We will be releasing the DVD of "Revengeance" very soon - first we have to send copies to our Kickstarter backers as rewards.  We're late doing this because we thought we might try to qualify the film for an Oscar, and having the film out on DVD before an L.A. theatrical screening is a big no-no.  I want to apologize to our very patient backers - I think some of them might have given up hope that we were ever going to make these DVDs.  Once we mail out these rewards, we'll start taking orders on my web-site.  And then in January there will also be a Blu-Ray version available. 

Attention, Kickstarter backers - I think we might be really close this time.
My staff just finished sending out a lot of "Trump Bites" Kickstarter rewards, now they've got to jump right over to the "Revengeance" campaign and mail those out too.  But check it out next week in my store, it would make a great Christmas gift.  Plus we'll work out something so for an extra $50 you can receive an amazing piece of art from the film.

By the way, I just saw "Green Book" by Peter Farrelly, starring Viggo Mortensen.  What a wonderful movie!

 This week's gag cartoon is Christmas-based, now that the holiday season is here.  I hope you find it amusing.

--Bill P.

Friday, November 30, 2018

Two icons pass away...

Although I wasn't a big fan of Marvel Comics when I was growing up (I preferred the funny ones, like Daffy Duck and Donald Duck...) I was certainly aware of the characters.  But I dismissed them as entertainment for little kids.  However, in the 1990's, when Marvel moved into feature films, big time, I realized their legitimacy. 

Stan Lee, along with his favorite artist, Jack Kirby, created some wonderful stories and amazing icons.  Spider-Man, Black Panther, the Hulk, the X-Men, the Fantastic Four, Black Widow, Iron Man and Daredevil -

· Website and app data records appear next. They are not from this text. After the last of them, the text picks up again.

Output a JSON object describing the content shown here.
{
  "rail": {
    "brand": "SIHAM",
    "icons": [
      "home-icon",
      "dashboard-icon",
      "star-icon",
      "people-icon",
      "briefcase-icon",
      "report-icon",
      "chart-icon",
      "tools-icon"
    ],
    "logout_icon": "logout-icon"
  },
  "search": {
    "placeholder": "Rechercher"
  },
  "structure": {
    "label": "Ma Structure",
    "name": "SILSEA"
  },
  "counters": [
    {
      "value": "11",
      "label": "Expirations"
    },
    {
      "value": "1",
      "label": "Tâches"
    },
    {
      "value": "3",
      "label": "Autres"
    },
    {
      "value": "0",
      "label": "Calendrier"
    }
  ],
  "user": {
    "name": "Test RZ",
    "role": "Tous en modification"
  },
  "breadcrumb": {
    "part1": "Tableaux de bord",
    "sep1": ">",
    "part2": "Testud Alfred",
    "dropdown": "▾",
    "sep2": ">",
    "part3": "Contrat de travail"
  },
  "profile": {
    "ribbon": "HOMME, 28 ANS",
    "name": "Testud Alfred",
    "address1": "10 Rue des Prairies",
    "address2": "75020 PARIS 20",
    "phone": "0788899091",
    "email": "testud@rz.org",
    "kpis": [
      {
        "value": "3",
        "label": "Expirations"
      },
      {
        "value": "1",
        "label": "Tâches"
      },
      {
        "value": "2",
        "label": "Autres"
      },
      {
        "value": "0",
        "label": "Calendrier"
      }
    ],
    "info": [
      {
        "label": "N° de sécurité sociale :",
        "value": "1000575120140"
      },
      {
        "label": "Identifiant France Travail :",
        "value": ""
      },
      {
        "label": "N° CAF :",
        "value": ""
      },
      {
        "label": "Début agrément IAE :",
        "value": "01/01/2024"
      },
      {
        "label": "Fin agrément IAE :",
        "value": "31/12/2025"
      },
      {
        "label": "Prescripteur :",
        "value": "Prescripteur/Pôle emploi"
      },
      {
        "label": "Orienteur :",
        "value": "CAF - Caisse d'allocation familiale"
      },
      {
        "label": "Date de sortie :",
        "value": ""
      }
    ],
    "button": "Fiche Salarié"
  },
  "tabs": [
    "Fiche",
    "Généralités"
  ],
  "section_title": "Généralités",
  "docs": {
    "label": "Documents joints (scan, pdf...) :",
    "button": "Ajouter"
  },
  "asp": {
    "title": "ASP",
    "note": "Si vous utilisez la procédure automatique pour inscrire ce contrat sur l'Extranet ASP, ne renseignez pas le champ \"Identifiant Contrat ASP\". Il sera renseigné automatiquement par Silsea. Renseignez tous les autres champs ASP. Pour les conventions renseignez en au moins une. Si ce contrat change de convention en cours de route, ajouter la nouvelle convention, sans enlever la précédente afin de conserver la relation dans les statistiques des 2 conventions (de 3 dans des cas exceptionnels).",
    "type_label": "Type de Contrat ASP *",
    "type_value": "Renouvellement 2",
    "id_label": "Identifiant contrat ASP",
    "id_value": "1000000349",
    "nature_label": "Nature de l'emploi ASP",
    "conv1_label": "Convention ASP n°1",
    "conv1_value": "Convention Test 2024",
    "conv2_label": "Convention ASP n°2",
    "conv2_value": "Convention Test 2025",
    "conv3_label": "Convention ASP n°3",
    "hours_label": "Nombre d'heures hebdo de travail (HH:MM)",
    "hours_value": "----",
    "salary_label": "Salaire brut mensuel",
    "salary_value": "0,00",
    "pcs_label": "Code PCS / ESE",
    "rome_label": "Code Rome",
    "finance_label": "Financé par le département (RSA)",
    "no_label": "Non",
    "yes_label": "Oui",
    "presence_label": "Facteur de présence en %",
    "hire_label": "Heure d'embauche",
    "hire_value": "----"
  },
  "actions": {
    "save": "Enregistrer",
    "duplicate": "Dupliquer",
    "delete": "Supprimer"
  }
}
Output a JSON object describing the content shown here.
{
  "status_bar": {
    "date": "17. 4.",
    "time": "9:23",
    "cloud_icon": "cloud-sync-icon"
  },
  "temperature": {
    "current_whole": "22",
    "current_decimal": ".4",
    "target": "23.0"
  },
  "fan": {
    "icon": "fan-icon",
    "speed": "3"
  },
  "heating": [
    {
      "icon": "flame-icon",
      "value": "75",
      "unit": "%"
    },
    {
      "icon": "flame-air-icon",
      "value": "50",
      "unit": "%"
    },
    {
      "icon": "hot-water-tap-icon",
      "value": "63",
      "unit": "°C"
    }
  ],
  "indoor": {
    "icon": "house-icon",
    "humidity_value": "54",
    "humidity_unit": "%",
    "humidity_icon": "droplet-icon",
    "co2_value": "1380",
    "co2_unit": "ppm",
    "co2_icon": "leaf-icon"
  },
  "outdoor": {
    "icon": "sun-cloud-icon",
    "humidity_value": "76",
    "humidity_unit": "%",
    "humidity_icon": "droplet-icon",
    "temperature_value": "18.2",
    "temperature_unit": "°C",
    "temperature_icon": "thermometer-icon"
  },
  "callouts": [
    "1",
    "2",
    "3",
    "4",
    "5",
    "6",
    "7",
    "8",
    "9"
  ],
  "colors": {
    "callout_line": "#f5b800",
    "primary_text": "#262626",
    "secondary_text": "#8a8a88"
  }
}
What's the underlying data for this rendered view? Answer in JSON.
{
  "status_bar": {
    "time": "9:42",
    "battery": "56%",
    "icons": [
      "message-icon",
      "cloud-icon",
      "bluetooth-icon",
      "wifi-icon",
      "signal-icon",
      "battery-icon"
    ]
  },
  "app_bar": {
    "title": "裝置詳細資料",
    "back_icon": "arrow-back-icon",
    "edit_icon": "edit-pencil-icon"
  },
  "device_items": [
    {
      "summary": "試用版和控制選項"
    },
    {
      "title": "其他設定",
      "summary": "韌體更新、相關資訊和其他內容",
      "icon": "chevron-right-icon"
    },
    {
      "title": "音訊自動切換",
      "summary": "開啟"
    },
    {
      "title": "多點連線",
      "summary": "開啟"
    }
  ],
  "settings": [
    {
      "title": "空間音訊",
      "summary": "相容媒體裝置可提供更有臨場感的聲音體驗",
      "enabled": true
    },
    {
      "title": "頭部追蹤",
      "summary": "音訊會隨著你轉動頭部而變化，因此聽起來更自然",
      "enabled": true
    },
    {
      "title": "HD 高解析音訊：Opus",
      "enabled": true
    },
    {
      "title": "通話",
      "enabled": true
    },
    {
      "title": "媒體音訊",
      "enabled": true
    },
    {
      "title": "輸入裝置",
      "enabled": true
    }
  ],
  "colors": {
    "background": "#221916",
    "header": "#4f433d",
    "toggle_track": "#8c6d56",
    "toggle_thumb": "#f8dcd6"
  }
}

Well, Stan, as you know, just passed away at the age of 95.  (Why is it so many cartoonists live long lives?)  While I was doing the early years of Spike & Mike's "Twisted Animation Show", Mike Gribble introduced me to the finer points of the Marvel gang and I finally had much more knowledge and appreciation for what Lee and Kirby created.

He was a superstar at all the big Comic-Cons, and rightfully so. 

The other God of cartoons who just passed away was Stephen Hillenburg, the creator of SpongeBob SquarePants.  When the show first premiered in 1999, I was an immediate fan.  Then, when my son Lucas was born and he became addicted to the show, I realized how great the show is.  I feel that SpongeBob was as good as the best of the early Warner Brothers and MGM cartoons.  In fact, I believe that Stephen was really influenced by Chuck Jones, Tex Avery and Bob Clampett. 

He started out making independent shorts and would also make appearances at the Spike & Mike shows, in addition to various festivals.  And that's where I first met him.  I became such a fan of his work that I even visited him on one of my trips to L.A., like a true fanboy.  We hung out a bit and I told him how much I loved his show.  He was a very modest and self-effacing guy, and he said he was influenced by a lot of my films from the early days. (That was nice of him.)

I believe his show and "The Simpsons" are the two greatest TV shows of our generation, and, just like the old Looney Tunes cartoons, they'll be popular forever.

Before I sign off, here's this week's gag cartoon:

 --Bill P.